The RDB operator 'search' may be used to execute one of two fast access methods (binary or hashtable search, although currently only binary search is implemented).
These methods are useful when the key field values of a number of rows in an existing, large rdbtable is known in advance, a common situation.

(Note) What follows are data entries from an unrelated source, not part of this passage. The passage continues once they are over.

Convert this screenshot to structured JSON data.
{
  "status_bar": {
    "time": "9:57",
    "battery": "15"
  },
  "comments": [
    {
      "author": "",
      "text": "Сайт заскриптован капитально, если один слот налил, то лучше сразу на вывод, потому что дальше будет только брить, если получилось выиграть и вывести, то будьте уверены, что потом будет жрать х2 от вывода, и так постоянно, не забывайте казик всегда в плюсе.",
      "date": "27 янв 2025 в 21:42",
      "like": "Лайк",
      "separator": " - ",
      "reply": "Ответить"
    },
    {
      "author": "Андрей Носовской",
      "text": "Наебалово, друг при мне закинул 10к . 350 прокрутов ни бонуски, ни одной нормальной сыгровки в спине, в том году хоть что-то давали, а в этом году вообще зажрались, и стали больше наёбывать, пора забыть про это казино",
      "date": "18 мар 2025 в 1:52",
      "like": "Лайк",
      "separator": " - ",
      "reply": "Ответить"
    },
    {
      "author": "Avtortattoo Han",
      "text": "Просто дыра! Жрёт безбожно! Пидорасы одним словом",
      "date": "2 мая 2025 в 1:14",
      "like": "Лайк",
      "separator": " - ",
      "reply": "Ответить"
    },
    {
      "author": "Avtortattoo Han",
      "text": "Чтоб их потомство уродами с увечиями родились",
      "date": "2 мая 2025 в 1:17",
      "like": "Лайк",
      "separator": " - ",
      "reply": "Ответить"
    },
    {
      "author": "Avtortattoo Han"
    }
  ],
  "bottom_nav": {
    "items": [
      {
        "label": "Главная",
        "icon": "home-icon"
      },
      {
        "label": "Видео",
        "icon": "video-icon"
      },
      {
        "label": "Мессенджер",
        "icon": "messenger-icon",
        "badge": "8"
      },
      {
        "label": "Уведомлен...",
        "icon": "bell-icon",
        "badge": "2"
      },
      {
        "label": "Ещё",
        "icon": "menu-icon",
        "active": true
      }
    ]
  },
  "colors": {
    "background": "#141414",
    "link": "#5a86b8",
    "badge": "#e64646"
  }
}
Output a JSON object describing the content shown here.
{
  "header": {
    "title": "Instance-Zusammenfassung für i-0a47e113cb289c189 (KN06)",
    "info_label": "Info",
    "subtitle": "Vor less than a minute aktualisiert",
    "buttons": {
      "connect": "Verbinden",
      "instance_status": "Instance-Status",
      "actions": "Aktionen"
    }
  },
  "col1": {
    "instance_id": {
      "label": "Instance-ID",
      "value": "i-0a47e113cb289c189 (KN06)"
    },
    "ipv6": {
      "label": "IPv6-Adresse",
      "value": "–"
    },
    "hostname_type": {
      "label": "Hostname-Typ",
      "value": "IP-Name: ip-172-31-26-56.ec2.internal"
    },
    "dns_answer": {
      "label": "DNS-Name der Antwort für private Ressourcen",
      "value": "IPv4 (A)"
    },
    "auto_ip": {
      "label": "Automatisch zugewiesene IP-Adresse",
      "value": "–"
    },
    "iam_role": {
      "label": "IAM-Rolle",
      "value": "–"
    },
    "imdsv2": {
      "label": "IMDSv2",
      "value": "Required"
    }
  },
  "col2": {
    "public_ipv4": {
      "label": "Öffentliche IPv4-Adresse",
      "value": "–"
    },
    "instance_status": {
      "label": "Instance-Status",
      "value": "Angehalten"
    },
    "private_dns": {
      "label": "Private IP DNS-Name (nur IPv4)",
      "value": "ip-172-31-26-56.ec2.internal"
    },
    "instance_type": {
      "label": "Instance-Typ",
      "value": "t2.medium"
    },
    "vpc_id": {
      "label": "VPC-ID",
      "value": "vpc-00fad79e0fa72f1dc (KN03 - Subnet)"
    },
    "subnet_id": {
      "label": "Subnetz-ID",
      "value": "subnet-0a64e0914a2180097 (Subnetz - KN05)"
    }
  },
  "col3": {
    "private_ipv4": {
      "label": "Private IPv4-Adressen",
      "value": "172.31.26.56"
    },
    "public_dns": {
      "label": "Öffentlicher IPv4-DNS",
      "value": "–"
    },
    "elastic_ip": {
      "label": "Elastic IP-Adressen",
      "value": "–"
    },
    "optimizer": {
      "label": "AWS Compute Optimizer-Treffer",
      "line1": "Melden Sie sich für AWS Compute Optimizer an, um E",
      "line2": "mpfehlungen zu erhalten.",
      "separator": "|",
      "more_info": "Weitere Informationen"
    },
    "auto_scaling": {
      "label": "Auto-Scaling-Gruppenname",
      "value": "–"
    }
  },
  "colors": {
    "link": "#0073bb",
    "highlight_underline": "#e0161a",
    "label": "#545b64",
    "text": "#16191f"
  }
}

One example of updating an rdbtable using these methods is as follows. First, 'search' is used to quickly obtain a new, small rdbtable consisting of the desired rows from the existing, large rdbtable. Then 'etbl' is used to update the data in the new rdbtable, including generating new rows, changing some rows, and marking certain rows for deletion, if desired. The next stage would be to use 'mergetbl' to combine the new and old rdbtables into a new, large rdbtable, which will still be in sort order (both the old rdbtable and the new, small one will still exist for backup and/or journaling purposes). Note that the last step could be done in the background.